6. The District Superintendent of Police has now reported that no written orders delegating the authority vested in him by the Notification of the Commissioner, 0. D., of December 1920 have been issued by him, but under verbal orders all the duties involved in the working of the Public Conveyances Act in Poona have been carried out by the Assistant Superintendent of Police or the Deputy in charge of City Sub-Division since 1015.
7. As already mentioned in my previous judgment the delegation of powers under the Act of 1920 can be effected, and the definition of ' Commissioner of Police' in Section 2 of the Act supports this view. But in a case where there has been an exercise of a power under alleged delegated authority, it is clearly necessary for a conviction in a case like the present that the delegation should be clearly shown. No doubt, the District Superintendent of Police means not only that there was a delegation of authority to perform the duties imposed by the Act on the District Superintendent of Police in place of the Commissioner of Police, but also of authority to exercise any powers conferred by the Act on the District Superintendent of Police, in the same manner; and, therefore, it is possible to say that the Assistant Superintendent of Police, who suspended the accused's license in this case, had authority to do so under Sub-section (2) of Section 12 of the Act. But, on the other hand, it is, in our opinion, desirable that the question of such authority should not depend on a general verbal order of the kind in question, and the District Superintendent of Police ought to pass written orders, giving references to the various sections of the Act, and specifying particular powers and duties which he delegates to an Assistant or Deputy Superintendent of Police.
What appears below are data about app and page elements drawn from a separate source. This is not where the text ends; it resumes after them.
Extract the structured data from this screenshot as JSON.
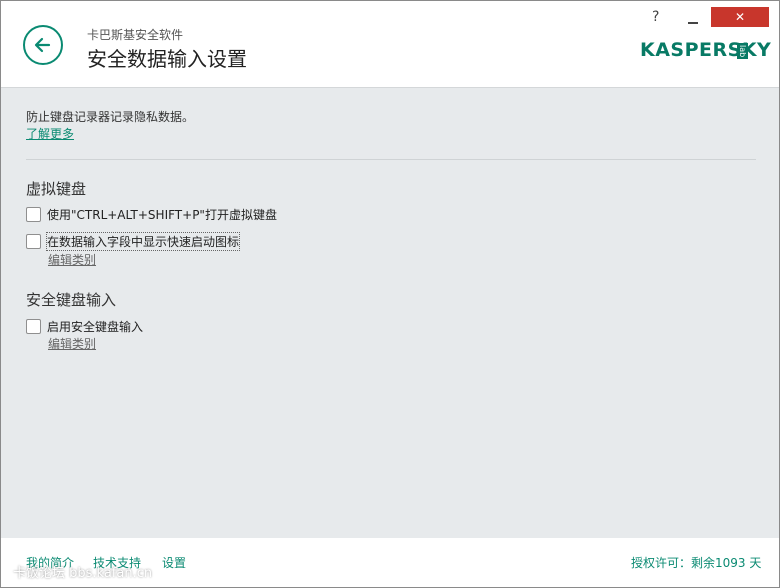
{
  "header": {
    "app_name": "卡巴斯基安全软件",
    "page_title": "安全数据输入设置",
    "help": "?",
    "close": "✕",
    "logo": "KASPERSKY",
    "logo_lab": "lab"
  },
  "content": {
    "description": "防止键盘记录器记录隐私数据。",
    "learn_more": "了解更多",
    "virtual_keyboard": {
      "title": "虚拟键盘",
      "option1": "使用\"CTRL+ALT+SHIFT+P\"打开虚拟键盘",
      "option2": "在数据输入字段中显示快速启动图标",
      "edit_categories": "编辑类别"
    },
    "secure_input": {
      "title": "安全键盘输入",
      "option1": "启用安全键盘输入",
      "edit_categories": "编辑类别"
    }
  },
  "footer": {
    "my_profile": "我的简介",
    "tech_support": "技术支持",
    "settings": "设置",
    "license": "授权许可：剩余1093 天",
    "watermark": "卡饭论坛 bbs.kafan.cn"
  },
  "colors": {
    "accent": "#0a8a72",
    "close": "#c8362c",
    "content_bg": "#e7eaec"
  }
}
The power to refuse to grant a license, or to refuse to renew it, or to suspend or cancel it, is one which is of some importance and, before delegating such a power, the District Superintendent of Police ought to consider whether it can properly be so delegated. Having regard to these considerations, we do not think that the conviction should be allowed to stand, The omission of the accused to produce his license was in consequence of the order of the Assistant Superintendent of Police suspending it; and as it is not clear that the Assistant Superintendent of Police had proper authority to deprive the accused of his license for a time, the conviction does not rest on a sufficient basis.
8. We, accordingly, reverse the conviction under Section 26, Sub-section (2) (e) of Bombay Act VII of 1920, and direct that the fine of Rs. 10, if paid, should be refunded to the accused.